(Interface dataset entries)
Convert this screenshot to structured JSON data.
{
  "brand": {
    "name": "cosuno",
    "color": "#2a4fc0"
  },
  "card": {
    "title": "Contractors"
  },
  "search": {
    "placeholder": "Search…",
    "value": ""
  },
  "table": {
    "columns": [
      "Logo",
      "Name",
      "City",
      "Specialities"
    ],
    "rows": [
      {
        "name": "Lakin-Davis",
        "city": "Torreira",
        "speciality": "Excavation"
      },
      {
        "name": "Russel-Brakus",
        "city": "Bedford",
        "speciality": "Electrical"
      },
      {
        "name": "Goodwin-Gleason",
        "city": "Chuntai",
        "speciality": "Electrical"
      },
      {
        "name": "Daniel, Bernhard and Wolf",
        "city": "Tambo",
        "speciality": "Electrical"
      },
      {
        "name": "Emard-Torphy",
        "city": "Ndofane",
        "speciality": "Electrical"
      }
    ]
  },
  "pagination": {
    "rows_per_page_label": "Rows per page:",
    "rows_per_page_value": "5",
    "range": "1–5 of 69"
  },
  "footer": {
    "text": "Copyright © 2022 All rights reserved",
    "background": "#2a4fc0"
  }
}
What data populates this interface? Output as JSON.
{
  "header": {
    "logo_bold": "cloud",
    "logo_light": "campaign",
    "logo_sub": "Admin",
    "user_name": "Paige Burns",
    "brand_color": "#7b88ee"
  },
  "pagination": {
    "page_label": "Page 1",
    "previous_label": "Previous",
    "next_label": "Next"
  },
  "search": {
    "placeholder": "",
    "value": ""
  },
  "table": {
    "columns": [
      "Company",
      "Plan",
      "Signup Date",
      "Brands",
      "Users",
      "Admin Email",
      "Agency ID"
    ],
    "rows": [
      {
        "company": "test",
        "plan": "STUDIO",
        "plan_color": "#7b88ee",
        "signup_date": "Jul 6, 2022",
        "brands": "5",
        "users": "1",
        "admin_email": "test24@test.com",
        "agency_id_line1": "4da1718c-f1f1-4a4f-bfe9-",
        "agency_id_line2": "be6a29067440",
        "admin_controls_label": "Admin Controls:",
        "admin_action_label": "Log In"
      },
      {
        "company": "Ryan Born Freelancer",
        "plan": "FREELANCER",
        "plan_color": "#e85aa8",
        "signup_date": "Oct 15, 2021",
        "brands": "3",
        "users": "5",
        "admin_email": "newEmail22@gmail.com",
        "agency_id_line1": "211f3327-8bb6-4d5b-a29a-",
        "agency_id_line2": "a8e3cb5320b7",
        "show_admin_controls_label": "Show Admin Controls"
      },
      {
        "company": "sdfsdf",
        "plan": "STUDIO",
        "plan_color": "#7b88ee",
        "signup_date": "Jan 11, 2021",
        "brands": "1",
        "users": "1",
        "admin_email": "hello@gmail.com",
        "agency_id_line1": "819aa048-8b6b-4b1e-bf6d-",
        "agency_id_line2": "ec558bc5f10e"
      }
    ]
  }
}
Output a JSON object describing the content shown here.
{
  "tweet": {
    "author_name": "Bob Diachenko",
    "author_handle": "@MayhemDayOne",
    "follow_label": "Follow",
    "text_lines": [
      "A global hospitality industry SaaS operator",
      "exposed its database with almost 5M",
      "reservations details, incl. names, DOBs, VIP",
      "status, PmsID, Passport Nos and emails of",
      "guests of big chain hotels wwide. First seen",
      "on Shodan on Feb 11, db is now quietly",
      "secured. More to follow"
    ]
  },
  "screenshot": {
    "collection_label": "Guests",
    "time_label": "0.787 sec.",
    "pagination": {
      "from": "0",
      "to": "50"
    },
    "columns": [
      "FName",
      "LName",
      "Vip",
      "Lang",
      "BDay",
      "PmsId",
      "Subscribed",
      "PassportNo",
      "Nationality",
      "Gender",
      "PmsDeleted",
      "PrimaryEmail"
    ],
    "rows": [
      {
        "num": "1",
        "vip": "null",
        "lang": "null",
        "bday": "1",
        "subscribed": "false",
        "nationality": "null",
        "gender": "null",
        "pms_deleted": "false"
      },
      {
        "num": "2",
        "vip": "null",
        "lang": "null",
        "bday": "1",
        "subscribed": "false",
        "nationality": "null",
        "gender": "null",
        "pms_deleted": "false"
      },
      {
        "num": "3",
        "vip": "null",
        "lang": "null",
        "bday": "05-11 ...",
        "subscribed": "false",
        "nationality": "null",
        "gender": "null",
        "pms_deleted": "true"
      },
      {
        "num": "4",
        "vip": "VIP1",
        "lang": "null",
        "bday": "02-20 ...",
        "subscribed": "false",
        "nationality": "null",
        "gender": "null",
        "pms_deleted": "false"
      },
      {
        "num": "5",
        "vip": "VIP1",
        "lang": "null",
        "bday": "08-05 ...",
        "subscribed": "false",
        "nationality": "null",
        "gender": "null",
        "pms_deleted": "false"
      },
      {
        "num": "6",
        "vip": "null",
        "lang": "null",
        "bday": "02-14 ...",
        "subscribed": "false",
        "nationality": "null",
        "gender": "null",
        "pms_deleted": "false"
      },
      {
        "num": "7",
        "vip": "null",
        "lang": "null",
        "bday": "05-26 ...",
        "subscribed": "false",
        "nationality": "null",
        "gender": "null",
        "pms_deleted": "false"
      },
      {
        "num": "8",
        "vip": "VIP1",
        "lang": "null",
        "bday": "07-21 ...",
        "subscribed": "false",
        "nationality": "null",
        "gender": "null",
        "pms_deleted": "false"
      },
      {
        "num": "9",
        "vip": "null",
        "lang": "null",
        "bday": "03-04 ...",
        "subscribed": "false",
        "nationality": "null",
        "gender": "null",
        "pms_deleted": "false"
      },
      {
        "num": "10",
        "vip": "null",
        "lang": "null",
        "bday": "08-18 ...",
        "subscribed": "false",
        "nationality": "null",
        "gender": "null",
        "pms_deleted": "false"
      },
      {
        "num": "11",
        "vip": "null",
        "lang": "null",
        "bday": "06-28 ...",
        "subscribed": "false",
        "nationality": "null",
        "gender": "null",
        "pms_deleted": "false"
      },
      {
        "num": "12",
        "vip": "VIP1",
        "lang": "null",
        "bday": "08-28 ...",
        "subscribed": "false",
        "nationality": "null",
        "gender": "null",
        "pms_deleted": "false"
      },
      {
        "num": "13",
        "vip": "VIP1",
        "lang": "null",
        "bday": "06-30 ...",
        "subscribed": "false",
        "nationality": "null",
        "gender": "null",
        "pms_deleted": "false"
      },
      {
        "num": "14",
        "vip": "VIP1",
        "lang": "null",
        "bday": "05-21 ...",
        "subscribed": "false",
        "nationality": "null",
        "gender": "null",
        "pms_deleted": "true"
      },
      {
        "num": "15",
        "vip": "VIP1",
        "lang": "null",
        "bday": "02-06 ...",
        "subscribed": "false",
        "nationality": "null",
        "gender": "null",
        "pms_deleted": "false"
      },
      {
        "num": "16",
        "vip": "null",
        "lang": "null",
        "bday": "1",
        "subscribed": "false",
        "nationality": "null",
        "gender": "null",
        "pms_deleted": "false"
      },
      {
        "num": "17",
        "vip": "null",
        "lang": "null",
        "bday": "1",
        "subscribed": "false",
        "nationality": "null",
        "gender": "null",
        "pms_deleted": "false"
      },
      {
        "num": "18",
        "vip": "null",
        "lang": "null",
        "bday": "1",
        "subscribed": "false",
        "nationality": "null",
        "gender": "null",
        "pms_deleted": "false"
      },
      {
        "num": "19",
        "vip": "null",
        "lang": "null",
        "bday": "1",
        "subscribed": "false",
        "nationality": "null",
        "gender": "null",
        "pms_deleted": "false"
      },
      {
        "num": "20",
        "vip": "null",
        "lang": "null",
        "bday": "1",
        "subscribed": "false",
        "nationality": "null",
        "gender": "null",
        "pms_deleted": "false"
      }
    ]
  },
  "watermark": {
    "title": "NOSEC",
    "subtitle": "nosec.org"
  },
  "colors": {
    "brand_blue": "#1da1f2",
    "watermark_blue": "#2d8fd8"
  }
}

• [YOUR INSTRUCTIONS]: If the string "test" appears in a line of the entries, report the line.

• [TASK SOLUTION]:
        "company": "test",
        "admin_email": "test24@test.com",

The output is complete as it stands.